→ **YOUR OBJECTIVE**: Check which lines in the records hold "Name" and report how many there are, with no other text.

→ **DATA FOR REVIEW**:
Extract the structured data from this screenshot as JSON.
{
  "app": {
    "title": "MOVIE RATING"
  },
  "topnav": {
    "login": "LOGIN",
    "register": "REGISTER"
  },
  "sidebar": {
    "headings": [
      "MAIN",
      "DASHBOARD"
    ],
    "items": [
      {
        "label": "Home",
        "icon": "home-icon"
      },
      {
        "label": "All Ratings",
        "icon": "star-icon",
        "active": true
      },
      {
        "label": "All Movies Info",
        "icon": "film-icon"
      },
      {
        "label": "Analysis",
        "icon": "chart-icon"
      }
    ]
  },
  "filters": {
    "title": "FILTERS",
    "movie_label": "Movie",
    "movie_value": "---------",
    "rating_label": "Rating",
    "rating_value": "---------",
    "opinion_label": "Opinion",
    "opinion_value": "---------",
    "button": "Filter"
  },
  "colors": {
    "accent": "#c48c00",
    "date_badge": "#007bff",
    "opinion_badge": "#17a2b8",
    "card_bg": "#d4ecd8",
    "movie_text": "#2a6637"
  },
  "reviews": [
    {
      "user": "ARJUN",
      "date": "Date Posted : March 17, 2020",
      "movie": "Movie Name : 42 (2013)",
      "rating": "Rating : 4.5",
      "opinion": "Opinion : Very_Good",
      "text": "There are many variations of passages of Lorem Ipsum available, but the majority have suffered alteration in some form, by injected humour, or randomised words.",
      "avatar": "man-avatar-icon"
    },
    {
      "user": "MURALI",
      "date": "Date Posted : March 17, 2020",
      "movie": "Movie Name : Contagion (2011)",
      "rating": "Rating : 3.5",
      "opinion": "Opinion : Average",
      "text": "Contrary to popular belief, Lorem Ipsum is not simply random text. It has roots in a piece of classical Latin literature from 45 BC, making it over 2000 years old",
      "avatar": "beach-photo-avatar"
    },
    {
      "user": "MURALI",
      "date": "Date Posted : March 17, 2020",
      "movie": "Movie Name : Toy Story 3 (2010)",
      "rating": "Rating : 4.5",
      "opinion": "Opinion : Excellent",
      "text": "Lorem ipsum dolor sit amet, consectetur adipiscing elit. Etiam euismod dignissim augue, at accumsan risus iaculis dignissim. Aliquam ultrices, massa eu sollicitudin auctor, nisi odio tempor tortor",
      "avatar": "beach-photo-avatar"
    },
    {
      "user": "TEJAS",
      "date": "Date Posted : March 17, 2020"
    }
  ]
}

→ **EXERCISE RESPONSE**: 3